(Adds investor quote and details on equity flows; byline)
By Sam Forgione
NEW YORK Aug 15 Investors worldwide pulled $2.4 billion out of high-yield junk bond funds in the week ended Aug. 13, marking the fifth straight week of withdrawals and indicating increasing concern over risk assets, data from a Bank of America Merrill Lynch Global Research report showed on Friday.
The outflows from junk bond funds came after record withdrawals of $11.4 billion in the prior week and against the backdrop of investors moving into plain-vanilla securities including Treasuries.
In fact, bond funds overall attracted net inflows of $3.8 billion, marking their biggest inflows in six weeks, according to the report, which also cited data from fund-tracker EPFR Global. Of that, funds that mainly hold U.S. Treasuries attracted $2.2 billion in new cash, their sixth straight week of inflows.
Jeffrey Gundlach, who as co-founder and chief investment officer at DoubleLine helps oversee $52 billion in assets, said Treasuries were not only benefitting from flight-to-quality but also from supply and demand factors.
"One of the other reasons that interest rates have fallen in 2014 is because there aren't any bonds floating around, hardly," Gundlach said. "There really isn't that big of a float in bonds, particularly long-term bonds, because the Federal Reserve bought so many of the long-term bonds that there's a great fraction that are not really trading around in the world."
He was referring to the Fed's massive program of asset purchases, which will end in October if the economy stays on track.
Investors are still showing some appetite for equities.

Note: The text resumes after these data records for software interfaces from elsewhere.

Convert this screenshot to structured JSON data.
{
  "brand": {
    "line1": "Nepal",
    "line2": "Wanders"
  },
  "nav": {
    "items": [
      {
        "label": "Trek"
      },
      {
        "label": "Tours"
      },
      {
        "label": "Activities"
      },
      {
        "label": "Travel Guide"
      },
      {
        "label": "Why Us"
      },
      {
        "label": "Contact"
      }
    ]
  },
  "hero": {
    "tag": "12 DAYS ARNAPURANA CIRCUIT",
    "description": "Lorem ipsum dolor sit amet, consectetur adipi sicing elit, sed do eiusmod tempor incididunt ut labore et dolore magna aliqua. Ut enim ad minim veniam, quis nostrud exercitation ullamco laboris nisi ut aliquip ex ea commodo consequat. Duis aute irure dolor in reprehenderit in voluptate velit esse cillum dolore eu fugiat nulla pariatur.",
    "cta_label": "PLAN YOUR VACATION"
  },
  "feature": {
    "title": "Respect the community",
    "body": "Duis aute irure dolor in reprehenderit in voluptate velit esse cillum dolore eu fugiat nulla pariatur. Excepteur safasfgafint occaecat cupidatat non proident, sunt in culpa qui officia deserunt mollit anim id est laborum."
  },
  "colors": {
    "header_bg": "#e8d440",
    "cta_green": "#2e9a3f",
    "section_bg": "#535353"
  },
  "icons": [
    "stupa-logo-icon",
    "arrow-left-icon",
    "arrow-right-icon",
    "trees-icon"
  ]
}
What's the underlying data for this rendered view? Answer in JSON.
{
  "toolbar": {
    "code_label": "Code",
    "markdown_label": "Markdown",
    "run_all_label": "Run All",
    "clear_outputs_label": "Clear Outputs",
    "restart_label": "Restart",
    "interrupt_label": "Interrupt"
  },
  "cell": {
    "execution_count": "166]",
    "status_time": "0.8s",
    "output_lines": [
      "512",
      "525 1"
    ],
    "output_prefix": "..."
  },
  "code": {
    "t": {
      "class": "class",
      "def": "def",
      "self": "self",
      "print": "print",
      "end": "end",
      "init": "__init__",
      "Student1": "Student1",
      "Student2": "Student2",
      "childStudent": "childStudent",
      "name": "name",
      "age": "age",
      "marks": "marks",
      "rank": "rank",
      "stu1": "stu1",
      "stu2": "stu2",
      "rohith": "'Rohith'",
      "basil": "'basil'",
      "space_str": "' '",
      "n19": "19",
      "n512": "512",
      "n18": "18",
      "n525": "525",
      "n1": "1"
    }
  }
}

Stock funds worldwide attracted $2.8 billion in new cash, but not after $16.3 billion in outflows in the prior week. Emerging markets equity funds worldwide had $1.9 billion of inflows, their 10th straight week of inflows, according to data from BofA.
That said, European stock funds posted $3.5 billion in outflows, marking their largest withdrawals since August 2011. Japanese stock funds attracted $1.8 billion, their biggest inflows in 17 weeks, while U.S.-focused stock funds attracted just $1.3 billion.
(Reporting by Sam Forgione; Editing by Chizu Nomiyama and Tom Brown)